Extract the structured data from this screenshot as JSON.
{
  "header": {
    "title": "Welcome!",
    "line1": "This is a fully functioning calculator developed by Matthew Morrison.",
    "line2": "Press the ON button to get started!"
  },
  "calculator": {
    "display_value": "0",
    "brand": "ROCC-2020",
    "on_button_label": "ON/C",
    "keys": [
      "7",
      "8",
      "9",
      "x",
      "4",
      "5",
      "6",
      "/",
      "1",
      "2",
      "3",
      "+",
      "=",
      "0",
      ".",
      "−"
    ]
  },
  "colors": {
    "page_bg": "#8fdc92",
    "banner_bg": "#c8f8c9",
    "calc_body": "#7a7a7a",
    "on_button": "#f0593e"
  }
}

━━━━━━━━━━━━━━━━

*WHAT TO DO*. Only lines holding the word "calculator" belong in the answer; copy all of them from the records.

*OUTPUT FOR THIS EXERCISE*.
    "line1": "This is a fully functioning calculator developed by Matthew Morrison.",
  "calculator": {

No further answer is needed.